» What to do: Would you set down every entry again, exactly as written?

» Material for the task:
========================

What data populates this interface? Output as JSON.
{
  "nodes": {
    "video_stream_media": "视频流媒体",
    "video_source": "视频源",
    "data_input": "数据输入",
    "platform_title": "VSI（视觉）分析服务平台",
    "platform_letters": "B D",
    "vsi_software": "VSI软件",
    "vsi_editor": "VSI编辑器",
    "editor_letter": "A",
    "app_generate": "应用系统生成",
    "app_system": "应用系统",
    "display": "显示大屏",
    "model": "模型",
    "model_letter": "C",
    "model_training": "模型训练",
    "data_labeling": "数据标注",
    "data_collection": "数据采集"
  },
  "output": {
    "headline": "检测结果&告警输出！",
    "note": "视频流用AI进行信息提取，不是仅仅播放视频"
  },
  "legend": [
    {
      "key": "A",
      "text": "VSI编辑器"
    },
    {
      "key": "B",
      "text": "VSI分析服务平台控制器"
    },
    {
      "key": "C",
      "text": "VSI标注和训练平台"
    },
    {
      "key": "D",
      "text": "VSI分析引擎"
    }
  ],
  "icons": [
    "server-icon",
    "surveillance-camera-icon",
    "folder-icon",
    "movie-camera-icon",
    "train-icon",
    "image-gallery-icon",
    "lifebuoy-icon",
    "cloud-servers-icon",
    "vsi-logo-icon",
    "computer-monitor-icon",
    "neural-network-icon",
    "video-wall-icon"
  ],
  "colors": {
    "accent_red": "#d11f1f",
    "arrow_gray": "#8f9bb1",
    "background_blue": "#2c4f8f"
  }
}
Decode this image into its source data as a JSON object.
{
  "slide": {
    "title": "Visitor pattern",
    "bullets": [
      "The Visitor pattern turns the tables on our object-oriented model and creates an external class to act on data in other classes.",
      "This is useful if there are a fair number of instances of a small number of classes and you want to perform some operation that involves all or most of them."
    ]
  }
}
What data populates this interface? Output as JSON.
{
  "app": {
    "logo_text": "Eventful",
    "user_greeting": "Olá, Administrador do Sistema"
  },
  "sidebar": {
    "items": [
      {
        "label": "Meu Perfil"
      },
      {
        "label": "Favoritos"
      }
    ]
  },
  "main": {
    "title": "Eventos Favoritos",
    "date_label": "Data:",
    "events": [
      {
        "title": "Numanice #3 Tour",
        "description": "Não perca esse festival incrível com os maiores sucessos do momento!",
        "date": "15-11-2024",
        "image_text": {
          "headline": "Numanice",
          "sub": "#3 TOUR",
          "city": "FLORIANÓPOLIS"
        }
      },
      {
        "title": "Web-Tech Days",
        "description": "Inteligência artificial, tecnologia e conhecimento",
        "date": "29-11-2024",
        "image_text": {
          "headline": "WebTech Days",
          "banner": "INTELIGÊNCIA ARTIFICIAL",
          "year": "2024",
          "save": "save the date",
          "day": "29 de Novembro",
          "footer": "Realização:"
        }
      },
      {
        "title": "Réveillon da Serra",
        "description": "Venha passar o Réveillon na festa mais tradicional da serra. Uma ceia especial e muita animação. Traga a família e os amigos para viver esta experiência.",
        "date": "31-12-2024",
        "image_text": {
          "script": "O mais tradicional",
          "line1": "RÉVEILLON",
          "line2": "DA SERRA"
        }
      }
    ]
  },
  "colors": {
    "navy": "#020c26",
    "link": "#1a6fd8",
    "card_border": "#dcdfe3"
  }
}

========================

» Answer to the exercise:
What data populates this interface? Output as JSON.
{
  "nodes": {
    "video_stream_media": "视频流媒体",
    "video_source": "视频源",
    "data_input": "数据输入",
    "platform_title": "VSI（视觉）分析服务平台",
    "platform_letters": "B D",
    "vsi_software": "VSI软件",
    "vsi_editor": "VSI编辑器",
    "editor_letter": "A",
    "app_generate": "应用系统生成",
    "app_system": "应用系统",
    "display": "显示大屏",
    "model": "模型",
    "model_letter": "C",
    "model_training": "模型训练",
    "data_labeling": "数据标注",
    "data_collection": "数据采集"
  },
  "output": {
    "headline": "检测结果&告警输出！",
    "note": "视频流用AI进行信息提取，不是仅仅播放视频"
  },
  "legend": [
    {
      "key": "A",
      "text": "VSI编辑器"
    },
    {
      "key": "B",
      "text": "VSI分析服务平台控制器"
    },
    {
      "key": "C",
      "text": "VSI标注和训练平台"
    },
    {
      "key": "D",
      "text": "VSI分析引擎"
    }
  ],
  "icons": [
    "server-icon",
    "surveillance-camera-icon",
    "folder-icon",
    "movie-camera-icon",
    "train-icon",
    "image-gallery-icon",
    "lifebuoy-icon",
    "cloud-servers-icon",
    "vsi-logo-icon",
    "computer-monitor-icon",
    "neural-network-icon",
    "video-wall-icon"
  ],
  "colors": {
    "accent_red": "#d11f1f",
    "arrow_gray": "#8f9bb1",
    "background_blue": "#2c4f8f"
  }
}
Decode this image into its source data as a JSON object.
{
  "slide": {
    "title": "Visitor pattern",
    "bullets": [
      "The Visitor pattern turns the tables on our object-oriented model and creates an external class to act on data in other classes.",
      "This is useful if there are a fair number of instances of a small number of classes and you want to perform some operation that involves all or most of them."
    ]
  }
}
What data populates this interface? Output as JSON.
{
  "app": {
    "logo_text": "Eventful",
    "user_greeting": "Olá, Administrador do Sistema"
  },
  "sidebar": {
    "items": [
      {
        "label": "Meu Perfil"
      },
      {
        "label": "Favoritos"
      }
    ]
  },
  "main": {
    "title": "Eventos Favoritos",
    "date_label": "Data:",
    "events": [
      {
        "title": "Numanice #3 Tour",
        "description": "Não perca esse festival incrível com os maiores sucessos do momento!",
        "date": "15-11-2024",
        "image_text": {
          "headline": "Numanice",
          "sub": "#3 TOUR",
          "city": "FLORIANÓPOLIS"
        }
      },
      {
        "title": "Web-Tech Days",
        "description": "Inteligência artificial, tecnologia e conhecimento",
        "date": "29-11-2024",
        "image_text": {
          "headline": "WebTech Days",
          "banner": "INTELIGÊNCIA ARTIFICIAL",
          "year": "2024",
          "save": "save the date",
          "day": "29 de Novembro",
          "footer": "Realização:"
        }
      },
      {
        "title": "Réveillon da Serra",
        "description": "Venha passar o Réveillon na festa mais tradicional da serra. Uma ceia especial e muita animação. Traga a família e os amigos para viver esta experiência.",
        "date": "31-12-2024",
        "image_text": {
          "script": "O mais tradicional",
          "line1": "RÉVEILLON",
          "line2": "DA SERRA"
        }
      }
    ]
  },
  "colors": {
    "navy": "#020c26",
    "link": "#1a6fd8",
    "card_border": "#dcdfe3"
  }
}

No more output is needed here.